Ratu Sir Penaia Kanatabatu Ganilau (28 July 1918-15 December 1993) was the first President of Fiji, serving from 8 December 1987 till his death. He had previously served as Governor General, representing Queen Elizabeth II of the United Kingdom, from 12 February 1983 to 15 October 1987.
Ratu Ganilau was Governor General at the time of the 1987 coups carried out by Lieutenant Colonel Sitiveni Rabuka. After the first coup on May 14, 1987, Ganilau defiantly refused to give up the office of Governor General. Attempting to uphold the constitution, Ganilau tried to return Fiji to parliamentary democracy, but a second coup forced him to resign as Governor-General on 15 October 1987, thus severing Fiji’s links to the British Monarchy.

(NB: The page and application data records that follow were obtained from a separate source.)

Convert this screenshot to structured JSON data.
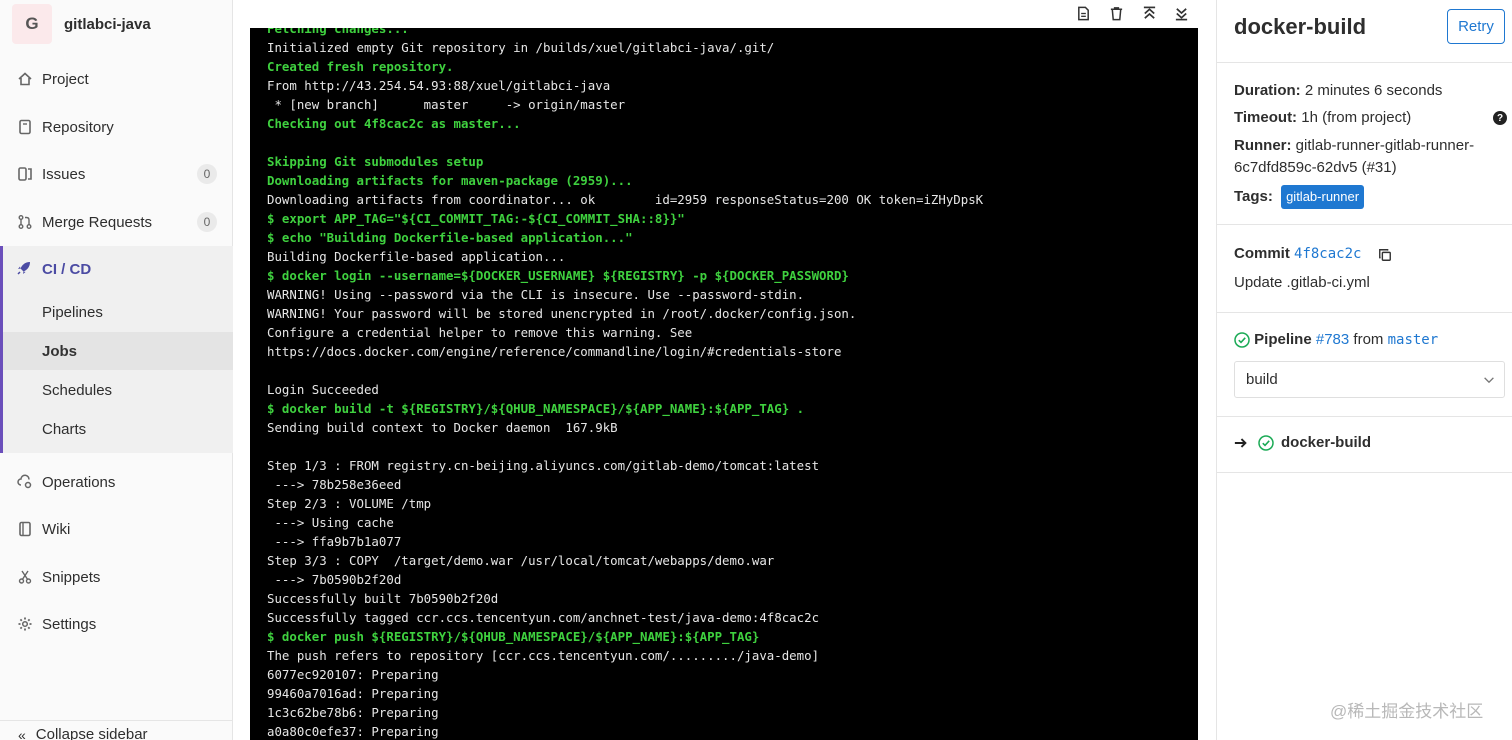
{
  "project": {
    "avatar_letter": "G",
    "name": "gitlabci-java"
  },
  "nav": {
    "project": "Project",
    "repository": "Repository",
    "issues": {
      "label": "Issues",
      "count": "0"
    },
    "merge_requests": {
      "label": "Merge Requests",
      "count": "0"
    },
    "cicd": "CI / CD",
    "cicd_sub": [
      "Pipelines",
      "Jobs",
      "Schedules",
      "Charts"
    ],
    "operations": "Operations",
    "wiki": "Wiki",
    "snippets": "Snippets",
    "settings": "Settings",
    "collapse": "Collapse sidebar"
  },
  "log_lines": [
    {
      "text": "Fetching changes...",
      "style": "g"
    },
    {
      "text": "Initialized empty Git repository in /builds/xuel/gitlabci-java/.git/",
      "style": ""
    },
    {
      "text": "Created fresh repository.",
      "style": "g"
    },
    {
      "text": "From http://43.254.54.93:88/xuel/gitlabci-java",
      "style": ""
    },
    {
      "text": " * [new branch]      master     -> origin/master",
      "style": ""
    },
    {
      "text": "Checking out 4f8cac2c as master...",
      "style": "g"
    },
    {
      "text": "",
      "style": ""
    },
    {
      "text": "Skipping Git submodules setup",
      "style": "g"
    },
    {
      "text": "Downloading artifacts for maven-package (2959)...",
      "style": "g"
    },
    {
      "text": "Downloading artifacts from coordinator... ok        id=2959 responseStatus=200 OK token=iZHyDpsK",
      "style": ""
    },
    {
      "text": "$ export APP_TAG=\"${CI_COMMIT_TAG:-${CI_COMMIT_SHA::8}}\"",
      "style": "g"
    },
    {
      "text": "$ echo \"Building Dockerfile-based application...\"",
      "style": "g"
    },
    {
      "text": "Building Dockerfile-based application...",
      "style": ""
    },
    {
      "text": "$ docker login --username=${DOCKER_USERNAME} ${REGISTRY} -p ${DOCKER_PASSWORD}",
      "style": "g"
    },
    {
      "text": "WARNING! Using --password via the CLI is insecure. Use --password-stdin.",
      "style": ""
    },
    {
      "text": "WARNING! Your password will be stored unencrypted in /root/.docker/config.json.",
      "style": ""
    },
    {
      "text": "Configure a credential helper to remove this warning. See",
      "style": ""
    },
    {
      "text": "https://docs.docker.com/engine/reference/commandline/login/#credentials-store",
      "style": ""
    },
    {
      "text": "",
      "style": ""
    },
    {
      "text": "Login Succeeded",
      "style": ""
    },
    {
      "text": "$ docker build -t ${REGISTRY}/${QHUB_NAMESPACE}/${APP_NAME}:${APP_TAG} .",
      "style": "g"
    },
    {
      "text": "Sending build context to Docker daemon  167.9kB",
      "style": ""
    },
    {
      "text": "",
      "style": ""
    },
    {
      "text": "Step 1/3 : FROM registry.cn-beijing.aliyuncs.com/gitlab-demo/tomcat:latest",
      "style": ""
    },
    {
      "text": " ---> 78b258e36eed",
      "style": ""
    },
    {
      "text": "Step 2/3 : VOLUME /tmp",
      "style": ""
    },
    {
      "text": " ---> Using cache",
      "style": ""
    },
    {
      "text": " ---> ffa9b7b1a077",
      "style": ""
    },
    {
      "text": "Step 3/3 : COPY  /target/demo.war /usr/local/tomcat/webapps/demo.war",
      "style": ""
    },
    {
      "text": " ---> 7b0590b2f20d",
      "style": ""
    },
    {
      "text": "Successfully built 7b0590b2f20d",
      "style": ""
    },
    {
      "text": "Successfully tagged ccr.ccs.tencentyun.com/anchnet-test/java-demo:4f8cac2c",
      "style": ""
    },
    {
      "text": "$ docker push ${REGISTRY}/${QHUB_NAMESPACE}/${APP_NAME}:${APP_TAG}",
      "style": "g"
    },
    {
      "text": "The push refers to repository [ccr.ccs.tencentyun.com/........./java-demo]",
      "style": ""
    },
    {
      "text": "6077ec920107: Preparing",
      "style": ""
    },
    {
      "text": "99460a7016ad: Preparing",
      "style": ""
    },
    {
      "text": "1c3c62be78b6: Preparing",
      "style": ""
    },
    {
      "text": "a0a80c0efe37: Preparing",
      "style": ""
    }
  ],
  "job": {
    "title": "docker-build",
    "retry_label": "Retry",
    "duration_label": "Duration:",
    "duration_value": "2 minutes 6 seconds",
    "timeout_label": "Timeout:",
    "timeout_value": "1h (from project)",
    "runner_label": "Runner:",
    "runner_value": "gitlab-runner-gitlab-runner-",
    "runner_value2": "6c7dfd859c-62dv5 (#31)",
    "tags_label": "Tags:",
    "tag": "gitlab-runner",
    "commit_label": "Commit",
    "commit_sha": "4f8cac2c",
    "commit_message": "Update .gitlab-ci.yml",
    "pipeline_label": "Pipeline",
    "pipeline_id": "#783",
    "pipeline_from": "from",
    "pipeline_branch": "master",
    "stage_select": "build",
    "stage_job": "docker-build"
  },
  "watermark": "@稀土掘金技术社区",
  "colors": {
    "accent": "#1f78d1",
    "cicd": "#6b4fbb",
    "log_green": "#3fd13f",
    "success": "#1aaa55"
  }
}
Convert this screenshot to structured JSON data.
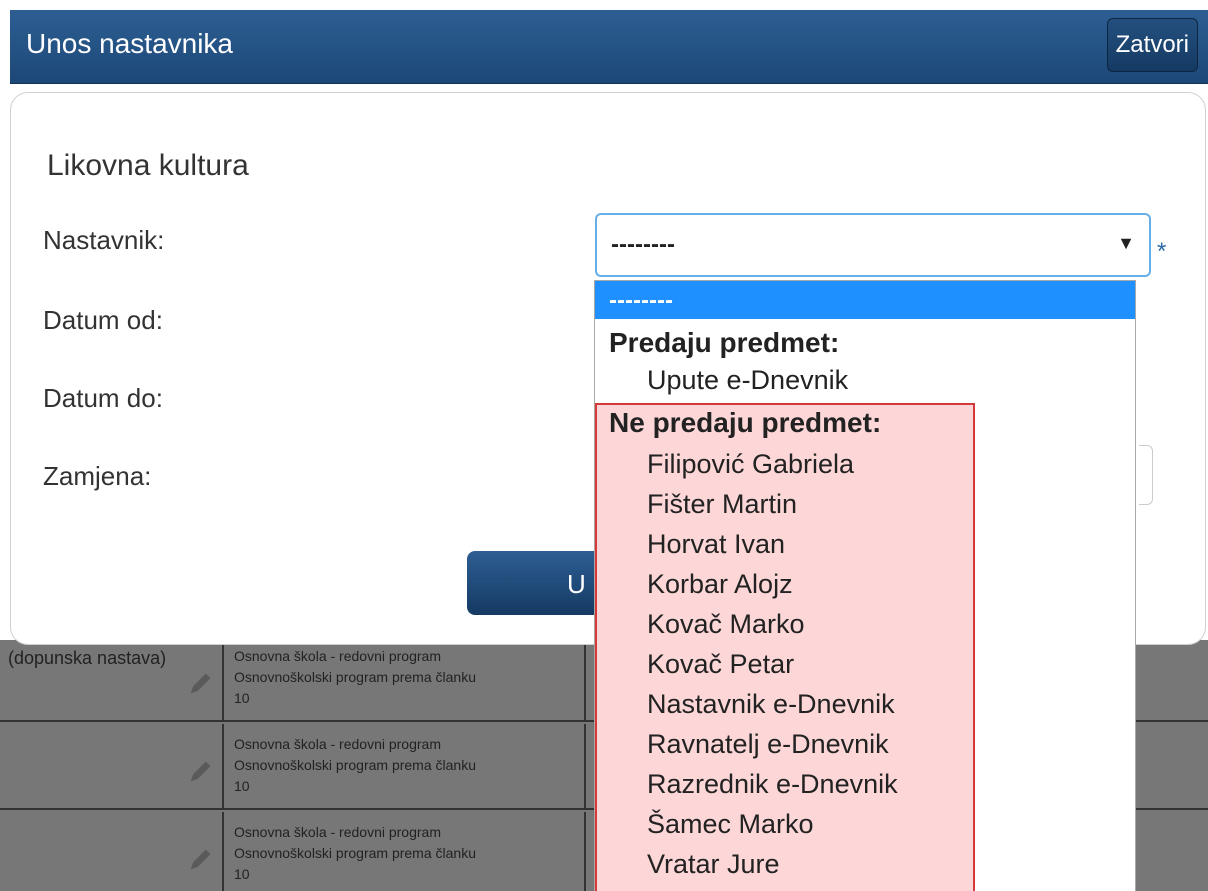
{
  "header": {
    "title": "Unos nastavnika",
    "close_label": "Zatvori"
  },
  "form": {
    "subject": "Likovna kultura",
    "labels": [
      "Nastavnik:",
      "Datum od:",
      "Datum do:",
      "Zamjena:"
    ],
    "teacher_select_value": "--------",
    "required_mark": "*",
    "submit_label_partial": "U"
  },
  "dropdown": {
    "selected": "--------",
    "groups": [
      {
        "label": "Predaju predmet:",
        "options": [
          "Upute e-Dnevnik"
        ]
      },
      {
        "label": "Ne predaju predmet:",
        "options": [
          "Filipović Gabriela",
          "Fišter Martin",
          "Horvat Ivan",
          "Korbar Alojz",
          "Kovač Marko",
          "Kovač Petar",
          "Nastavnik e-Dnevnik",
          "Ravnatelj e-Dnevnik",
          "Razrednik e-Dnevnik",
          "Šamec Marko",
          "Vratar Jure"
        ]
      }
    ]
  },
  "background_table": {
    "rows": [
      {
        "label": "(dopunska nastava)",
        "program": [
          "Osnovna škola - redovni program",
          "Osnovnoškolski program prema članku",
          "10"
        ]
      },
      {
        "label": "",
        "program": [
          "Osnovna škola - redovni program",
          "Osnovnoškolski program prema članku",
          "10"
        ]
      },
      {
        "label": "",
        "program": [
          "Osnovna škola - redovni program",
          "Osnovnoškolski program prema članku",
          "10"
        ]
      }
    ]
  },
  "colors": {
    "header": "#1c4877",
    "selected_option": "#1e90ff",
    "highlight_bg": "#fdd7d7",
    "highlight_border": "#d43a3a"
  }
}
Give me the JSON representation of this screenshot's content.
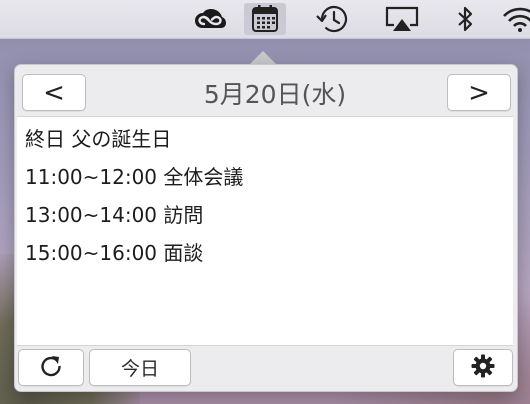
{
  "menubar": {
    "icons": [
      {
        "name": "creative-cloud-icon"
      },
      {
        "name": "calendar-icon"
      },
      {
        "name": "time-machine-icon"
      },
      {
        "name": "airplay-icon"
      },
      {
        "name": "bluetooth-icon"
      },
      {
        "name": "wifi-icon"
      }
    ]
  },
  "popover": {
    "prev_label": "<",
    "next_label": ">",
    "date_title": "5月20日(水)",
    "events": [
      {
        "text": "終日 父の誕生日"
      },
      {
        "text": "11:00~12:00 全体会議"
      },
      {
        "text": "13:00~14:00 訪問"
      },
      {
        "text": "15:00~16:00 面談"
      }
    ],
    "footer": {
      "refresh_icon": "refresh-icon",
      "today_label": "今日",
      "settings_icon": "gear-icon"
    }
  }
}
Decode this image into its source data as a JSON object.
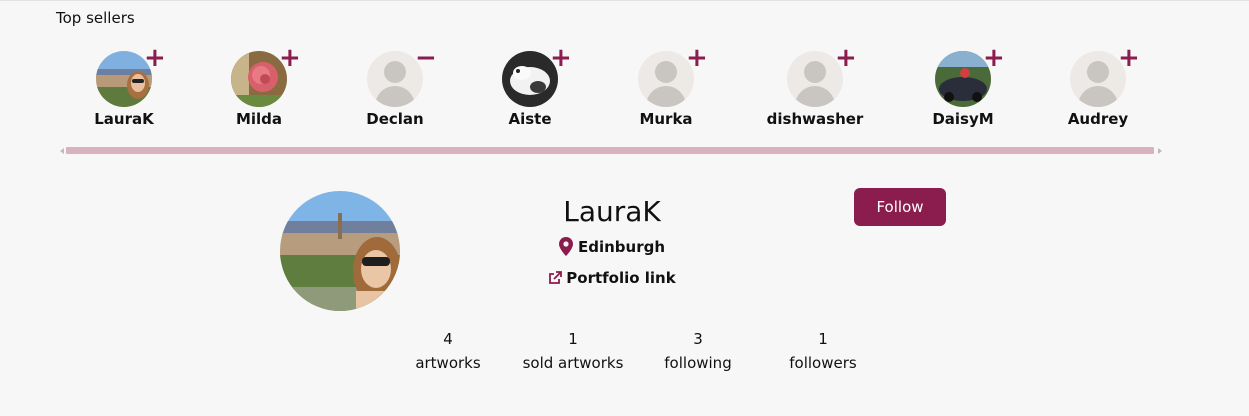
{
  "top_sellers": {
    "title": "Top sellers",
    "sellers": [
      {
        "name": "LauraK",
        "toggle": "+",
        "photo": "landscape-selfie"
      },
      {
        "name": "Milda",
        "toggle": "+",
        "photo": "flower"
      },
      {
        "name": "Declan",
        "toggle": "−",
        "photo": "placeholder"
      },
      {
        "name": "Aiste",
        "toggle": "+",
        "photo": "cat"
      },
      {
        "name": "Murka",
        "toggle": "+",
        "photo": "placeholder"
      },
      {
        "name": "dishwasher",
        "toggle": "+",
        "photo": "placeholder"
      },
      {
        "name": "DaisyM",
        "toggle": "+",
        "photo": "car"
      },
      {
        "name": "Audrey",
        "toggle": "+",
        "photo": "placeholder"
      }
    ]
  },
  "profile": {
    "name": "LauraK",
    "location": "Edinburgh",
    "portfolio_label": "Portfolio link",
    "follow_label": "Follow",
    "stats": [
      {
        "value": "4",
        "label": "artworks"
      },
      {
        "value": "1",
        "label": "sold artworks"
      },
      {
        "value": "3",
        "label": "following"
      },
      {
        "value": "1",
        "label": "followers"
      }
    ]
  },
  "colors": {
    "accent": "#8a1d4e",
    "scrollbar": "#d8b3bf",
    "background": "#f7f7f7"
  },
  "icons": [
    "plus-icon",
    "minus-icon",
    "map-pin-icon",
    "external-link-icon",
    "user-placeholder-icon"
  ]
}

In his letter of resignation, addressed to Queen Elizabeth II, Ganilau wrote:
“With humble duty, I wish to submit to you the following advice, acting in my capacity as your representative in Fiji. Owing to the uncertainty of the political and constitutional situation in Fiji, I have now made up my mind to request Your Majesty to relieve me of my appointment as Governor-General with immediate effect. This I do with utmost regret, but my endeavours to preserve constitutional government in Fiji have proved in vain, and I can see no alternative way forward. With deepest respect, Penaia Ganilau Governor-General.”
On 8 December 1987, Ratu Ganilau was appointed the first ever President of the new Republic of Fiji. He saw to the appointment of the interim civilian Government that was to lead Fiji for a five-year transitional period of constitutional change. During this time, he presided over the promulgation of the Constitution of 1990. The first general elections since the crisis of 1987 were held in 1992. He remained President and Head of State until his death in 1993, though ill-health had forced him to hand over most of his day-to-day functions to the Vice-President, Ratu Sir Kamisese Mara, in 1992, though he remained the official President until he died.
Ganilau was married three times, and had two daughters and six sons, of whom one, Ratu Epeli Ganilau, has followed in his footsteps in pursuing a political career of his own. Prior to his appointment as Governor-General, Ganilau served as a member of Parliament since 1963, and as a Cabinet Minister. As a statesman, Ganilau was regarded as a moderate conservative, upholding the traditions of the chiefly system but embracing modern political institutions.